▸ WORK TO BE COMPLETED
If a record holds a picture, leave the picture out and copy everything else exactly.

▸ SUPPLIED MATERIAL
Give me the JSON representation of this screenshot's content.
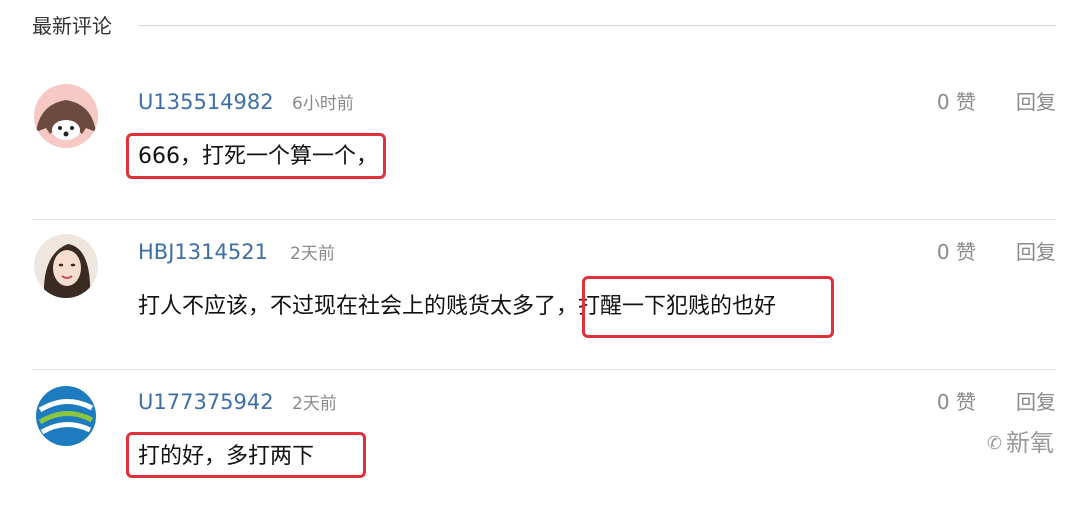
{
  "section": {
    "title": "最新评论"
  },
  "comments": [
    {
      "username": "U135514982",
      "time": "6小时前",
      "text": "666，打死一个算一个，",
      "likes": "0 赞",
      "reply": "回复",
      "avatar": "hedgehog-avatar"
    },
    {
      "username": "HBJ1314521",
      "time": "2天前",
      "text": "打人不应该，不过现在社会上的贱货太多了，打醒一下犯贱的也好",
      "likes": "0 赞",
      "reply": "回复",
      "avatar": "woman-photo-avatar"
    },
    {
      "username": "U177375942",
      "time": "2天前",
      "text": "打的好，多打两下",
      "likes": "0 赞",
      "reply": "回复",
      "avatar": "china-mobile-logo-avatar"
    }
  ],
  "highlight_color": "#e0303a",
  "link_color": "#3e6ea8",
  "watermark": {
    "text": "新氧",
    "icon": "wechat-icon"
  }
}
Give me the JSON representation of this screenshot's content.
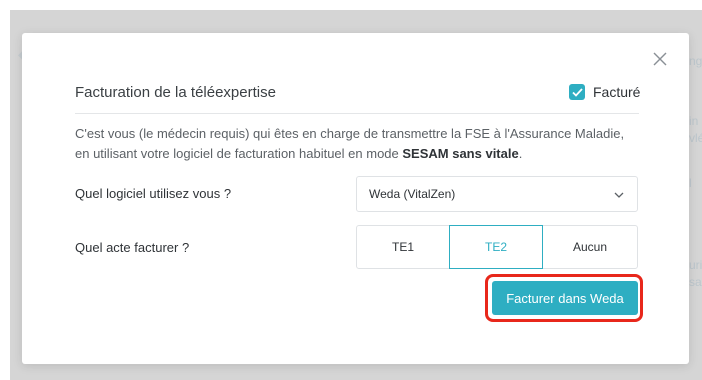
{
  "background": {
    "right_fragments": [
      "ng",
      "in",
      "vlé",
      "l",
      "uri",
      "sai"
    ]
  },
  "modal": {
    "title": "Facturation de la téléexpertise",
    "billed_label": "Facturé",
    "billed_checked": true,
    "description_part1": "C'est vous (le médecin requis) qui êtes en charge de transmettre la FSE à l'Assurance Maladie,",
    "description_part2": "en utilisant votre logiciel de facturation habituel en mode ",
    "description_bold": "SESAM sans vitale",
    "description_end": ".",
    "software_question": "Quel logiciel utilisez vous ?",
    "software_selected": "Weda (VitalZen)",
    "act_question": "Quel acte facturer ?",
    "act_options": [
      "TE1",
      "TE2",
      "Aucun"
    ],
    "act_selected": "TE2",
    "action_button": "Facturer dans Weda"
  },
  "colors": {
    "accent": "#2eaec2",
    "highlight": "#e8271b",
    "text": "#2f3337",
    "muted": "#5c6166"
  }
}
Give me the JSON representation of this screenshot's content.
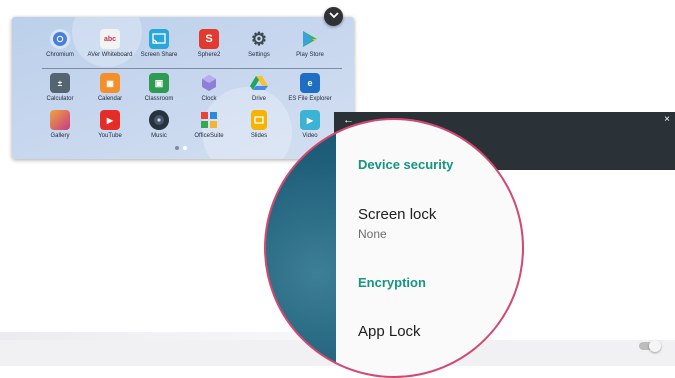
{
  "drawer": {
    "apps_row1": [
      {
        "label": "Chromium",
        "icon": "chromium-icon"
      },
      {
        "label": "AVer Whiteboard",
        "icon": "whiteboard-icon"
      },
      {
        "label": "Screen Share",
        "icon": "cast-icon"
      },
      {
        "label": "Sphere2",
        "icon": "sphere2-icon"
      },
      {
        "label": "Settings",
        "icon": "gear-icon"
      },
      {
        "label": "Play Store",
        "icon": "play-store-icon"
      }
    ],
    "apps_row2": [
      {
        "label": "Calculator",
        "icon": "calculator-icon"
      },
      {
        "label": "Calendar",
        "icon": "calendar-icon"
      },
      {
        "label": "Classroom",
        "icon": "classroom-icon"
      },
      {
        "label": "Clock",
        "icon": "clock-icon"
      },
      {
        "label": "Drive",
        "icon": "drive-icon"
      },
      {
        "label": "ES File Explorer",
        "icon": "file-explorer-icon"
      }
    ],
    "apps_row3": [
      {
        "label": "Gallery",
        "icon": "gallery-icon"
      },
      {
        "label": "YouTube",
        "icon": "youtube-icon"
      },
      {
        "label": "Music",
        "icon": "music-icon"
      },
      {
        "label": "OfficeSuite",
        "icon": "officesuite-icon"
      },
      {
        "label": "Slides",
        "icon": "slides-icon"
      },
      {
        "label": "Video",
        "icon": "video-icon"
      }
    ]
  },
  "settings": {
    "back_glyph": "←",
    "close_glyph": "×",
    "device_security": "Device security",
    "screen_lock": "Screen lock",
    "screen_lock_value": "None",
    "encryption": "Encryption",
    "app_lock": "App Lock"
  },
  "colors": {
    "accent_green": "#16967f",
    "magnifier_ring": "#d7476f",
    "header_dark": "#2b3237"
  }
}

▸ ANSWER TO THIS EXERCISE
Give me the JSON representation of this screenshot's content.
{
  "section": {
    "title": "最新评论"
  },
  "comments": [
    {
      "username": "U135514982",
      "time": "6小时前",
      "text": "666，打死一个算一个，",
      "likes": "0 赞",
      "reply": "回复",
      "avatar": "hedgehog-avatar"
    },
    {
      "username": "HBJ1314521",
      "time": "2天前",
      "text": "打人不应该，不过现在社会上的贱货太多了，打醒一下犯贱的也好",
      "likes": "0 赞",
      "reply": "回复",
      "avatar": "woman-photo-avatar"
    },
    {
      "username": "U177375942",
      "time": "2天前",
      "text": "打的好，多打两下",
      "likes": "0 赞",
      "reply": "回复",
      "avatar": "china-mobile-logo-avatar"
    }
  ],
  "highlight_color": "#e0303a",
  "link_color": "#3e6ea8",
  "watermark": {
    "text": "新氧",
    "icon": "wechat-icon"
  }
}
Give me the JSON representation of this screenshot's content.
{
  "background": {
    "right_fragments": [
      "ng",
      "in",
      "vlé",
      "l",
      "uri",
      "sai"
    ]
  },
  "modal": {
    "title": "Facturation de la téléexpertise",
    "billed_label": "Facturé",
    "billed_checked": true,
    "description_part1": "C'est vous (le médecin requis) qui êtes en charge de transmettre la FSE à l'Assurance Maladie,",
    "description_part2": "en utilisant votre logiciel de facturation habituel en mode ",
    "description_bold": "SESAM sans vitale",
    "description_end": ".",
    "software_question": "Quel logiciel utilisez vous ?",
    "software_selected": "Weda (VitalZen)",
    "act_question": "Quel acte facturer ?",
    "act_options": [
      "TE1",
      "TE2",
      "Aucun"
    ],
    "act_selected": "TE2",
    "action_button": "Facturer dans Weda"
  },
  "colors": {
    "accent": "#2eaec2",
    "highlight": "#e8271b",
    "text": "#2f3337",
    "muted": "#5c6166"
  }
}
Give me the JSON representation of this screenshot's content.
{
  "drawer": {
    "apps_row1": [
      {
        "label": "Chromium",
        "icon": "chromium-icon"
      },
      {
        "label": "AVer Whiteboard",
        "icon": "whiteboard-icon"
      },
      {
        "label": "Screen Share",
        "icon": "cast-icon"
      },
      {
        "label": "Sphere2",
        "icon": "sphere2-icon"
      },
      {
        "label": "Settings",
        "icon": "gear-icon"
      },
      {
        "label": "Play Store",
        "icon": "play-store-icon"
      }
    ],
    "apps_row2": [
      {
        "label": "Calculator",
        "icon": "calculator-icon"
      },
      {
        "label": "Calendar",
        "icon": "calendar-icon"
      },
      {
        "label": "Classroom",
        "icon": "classroom-icon"
      },
      {
        "label": "Clock",
        "icon": "clock-icon"
      },
      {
        "label": "Drive",
        "icon": "drive-icon"
      },
      {
        "label": "ES File Explorer",
        "icon": "file-explorer-icon"
      }
    ],
    "apps_row3": [
      {
        "label": "Gallery",
        "icon": "gallery-icon"
      },
      {
        "label": "YouTube",
        "icon": "youtube-icon"
      },
      {
        "label": "Music",
        "icon": "music-icon"
      },
      {
        "label": "OfficeSuite",
        "icon": "officesuite-icon"
      },
      {
        "label": "Slides",
        "icon": "slides-icon"
      },
      {
        "label": "Video",
        "icon": "video-icon"
      }
    ]
  },
  "settings": {
    "back_glyph": "←",
    "close_glyph": "×",
    "device_security": "Device security",
    "screen_lock": "Screen lock",
    "screen_lock_value": "None",
    "encryption": "Encryption",
    "app_lock": "App Lock"
  },
  "colors": {
    "accent_green": "#16967f",
    "magnifier_ring": "#d7476f",
    "header_dark": "#2b3237"
  }
}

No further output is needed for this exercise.